Too often, there is a tendency to criticise when things go badly but not praise when they go well.
As a schoolboy, I can pay homage to this: if i get an 'A' on an essay, it is merely regarded as de rigueur and no praise is forthcoming. On the other hand, a 'C' is greeted with abuse from my teachers and interrogations about why I don't care about my work.
This isn't absolutely true with football. When an attacker hits good form - like RVP earlier this year - people are happy to credit them and give them praise. So to, when Cesc is at his purring best, the plaudits just come flooding in.
But when the defence performs well, there is too often a tendency to overlook it and treat it as something which is to be expected. This is unfair. Particularly, considering the way other teams praise their defence: the situation at Man United is exactly the opposite of that at Arsenal - when Vidic and Ferdinand were excellent at the back and their back four was watertight, we never heard the end of it. Partly, that was because of the media's infatuation with Manchester United: reportedly Fergie sequesters 20% of the salary of every football journalist in the country (excluding Amy Lawrence) and this is only returned providing they give positive coverage of United. But more, it is because United fans (there's a lot of them in London...) like to talk about how good their defence is. Or at least they used to.
Now, this blog does not suggest we should all become United fans. Not for one moment. But perhaps we should make like Angelina Jolie and adopt this particular character trait. For in Gallas and Vermaelen, we have the best centre-back partnership in the League this season. Both players deserve enormous credit for this. Since being stripped of the captaincy, Gallas had become a true team player and note how he was the only player out of 22 on the pitch who didn't join in, in Saturday's 'brawl'. Vermaelen has once again proved that the problem with Arsene Wenger is not the quality he buys - every player he has bought in the last three or four years has been a success - but the quantity: no-one doubts the quality of our first-team. It is the Armand Traore's and Theo Walcott's of this world who cause sleepless nights.

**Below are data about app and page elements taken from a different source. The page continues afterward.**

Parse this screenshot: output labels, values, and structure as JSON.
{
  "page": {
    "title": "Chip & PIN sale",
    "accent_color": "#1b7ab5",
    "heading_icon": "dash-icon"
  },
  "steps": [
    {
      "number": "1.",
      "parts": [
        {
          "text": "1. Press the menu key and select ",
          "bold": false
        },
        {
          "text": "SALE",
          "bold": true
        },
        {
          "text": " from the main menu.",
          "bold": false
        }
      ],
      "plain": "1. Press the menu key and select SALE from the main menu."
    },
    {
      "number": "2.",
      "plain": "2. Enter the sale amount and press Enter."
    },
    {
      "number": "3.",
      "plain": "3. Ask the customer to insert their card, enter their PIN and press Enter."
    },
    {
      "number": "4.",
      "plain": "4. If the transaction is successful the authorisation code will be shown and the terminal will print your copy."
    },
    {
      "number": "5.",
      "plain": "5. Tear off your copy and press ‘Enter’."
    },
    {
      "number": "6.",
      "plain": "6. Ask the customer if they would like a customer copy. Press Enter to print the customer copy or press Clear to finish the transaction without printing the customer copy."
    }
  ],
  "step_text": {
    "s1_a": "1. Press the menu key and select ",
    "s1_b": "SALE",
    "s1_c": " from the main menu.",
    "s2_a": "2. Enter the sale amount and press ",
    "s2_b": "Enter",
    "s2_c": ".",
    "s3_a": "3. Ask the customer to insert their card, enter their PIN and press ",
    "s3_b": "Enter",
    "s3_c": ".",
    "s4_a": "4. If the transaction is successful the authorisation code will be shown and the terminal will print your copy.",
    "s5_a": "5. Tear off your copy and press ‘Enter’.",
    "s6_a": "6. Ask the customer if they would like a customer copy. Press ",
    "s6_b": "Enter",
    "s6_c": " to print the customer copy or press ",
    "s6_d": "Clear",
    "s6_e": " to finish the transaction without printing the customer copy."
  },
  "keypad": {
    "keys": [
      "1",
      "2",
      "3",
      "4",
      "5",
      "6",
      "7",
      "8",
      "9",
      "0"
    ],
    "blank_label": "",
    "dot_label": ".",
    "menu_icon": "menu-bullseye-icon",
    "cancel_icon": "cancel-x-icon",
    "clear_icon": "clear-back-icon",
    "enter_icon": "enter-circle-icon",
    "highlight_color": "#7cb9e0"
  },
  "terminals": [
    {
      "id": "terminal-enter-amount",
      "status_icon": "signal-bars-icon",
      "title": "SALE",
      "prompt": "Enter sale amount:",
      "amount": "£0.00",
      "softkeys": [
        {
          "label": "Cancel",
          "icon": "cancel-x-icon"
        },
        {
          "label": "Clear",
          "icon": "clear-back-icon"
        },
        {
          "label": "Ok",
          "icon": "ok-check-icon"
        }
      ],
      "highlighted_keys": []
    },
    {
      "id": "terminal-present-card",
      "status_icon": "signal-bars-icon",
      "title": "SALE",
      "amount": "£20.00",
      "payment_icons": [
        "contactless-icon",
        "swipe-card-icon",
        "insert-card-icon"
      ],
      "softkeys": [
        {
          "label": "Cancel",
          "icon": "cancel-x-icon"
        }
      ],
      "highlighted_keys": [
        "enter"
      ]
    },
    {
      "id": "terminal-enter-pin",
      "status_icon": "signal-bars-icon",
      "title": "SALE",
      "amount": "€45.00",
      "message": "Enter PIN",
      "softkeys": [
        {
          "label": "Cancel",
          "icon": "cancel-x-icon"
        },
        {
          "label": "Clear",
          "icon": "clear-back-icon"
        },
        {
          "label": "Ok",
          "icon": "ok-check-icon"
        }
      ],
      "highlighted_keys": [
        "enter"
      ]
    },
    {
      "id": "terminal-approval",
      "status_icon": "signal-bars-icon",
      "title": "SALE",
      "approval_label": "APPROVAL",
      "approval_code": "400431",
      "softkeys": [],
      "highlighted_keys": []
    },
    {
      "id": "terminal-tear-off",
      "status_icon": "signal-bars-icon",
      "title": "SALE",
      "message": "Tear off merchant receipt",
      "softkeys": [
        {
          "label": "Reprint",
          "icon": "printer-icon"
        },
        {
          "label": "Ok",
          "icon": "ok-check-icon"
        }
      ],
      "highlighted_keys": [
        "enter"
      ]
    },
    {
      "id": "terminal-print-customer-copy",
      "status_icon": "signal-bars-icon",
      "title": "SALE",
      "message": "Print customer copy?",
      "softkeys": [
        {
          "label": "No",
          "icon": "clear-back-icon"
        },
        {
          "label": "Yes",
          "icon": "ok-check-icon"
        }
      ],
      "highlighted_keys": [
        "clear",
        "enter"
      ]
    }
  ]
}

Gallas and Vermaelen complement each other brilliantly though: Gallas is very mobile and has great positioning; Vermaelen is a fantastic header of the ball and is good at organising us for set pieces. Watching them against Hull - during a lull in the second half I decided the focus on them - the close relationship between the two is clear. At risk of once again sounding like a United fan, it is imperative that Arsene 'signs Gallas up' to a new contract - his importance was underlined in last year's Champions League semi-final.
But at risk of contradicting what I've already written, it is probably our full-back play which has been more impressive. This is because the praise which should be accorded to the defence, is to the defence as a unit. And while the achievement of Gallas and Vermaelen should not be denigrated, they have been a constant throughout the whole year and have got used to playing next to each other. In contrast, the full-backs have inter-changed either through injury or team selection. It is a great strength when we can inter-change Bacary Sagna and Emmanuel Eboué, depending on whether we want a little greater attacking strength, and not be punished for it at the back. The same is true at left-back: Clichy seemed to be recovering some good form before he got injured; Gibbs was excellent for a few weeks before his untimely injury; finally, to appreciate how the opinion of Silvestre has changed one needs to go back to May: then, he was described as 'geriatric' and was essentially branded useless. Now, comments about him have changed from auto-criticism to grudging praise. Against Hull, he was fantastic.
Meanwhile, this defence is having to play with a keeper behind it who is decidedly dodgy. Viewed in this light, their achievement is all the more impressive: to have the confidence to defend sensibly when your keeper is conceding almost everything fired at him is outstanding.
Indeed, two great truths stem from the statistic about us conceding roughly 50% of the shots on target on our goal this season: firstly, that we're not letting many shots on our goal as we haven't conceded that many this season. But this point alludes to a much greater point: our defence has been outstanding to deny our opponents many opportunities.
With RVP out, our attack appears decidedly weakened. If we can put a commanding 'keeper between the sticks - be it Almunia with renewed confidence, Fabianski, or someone new - we can make our old weakness a strength. And then, this could be a pretty special season.
Keep the faith,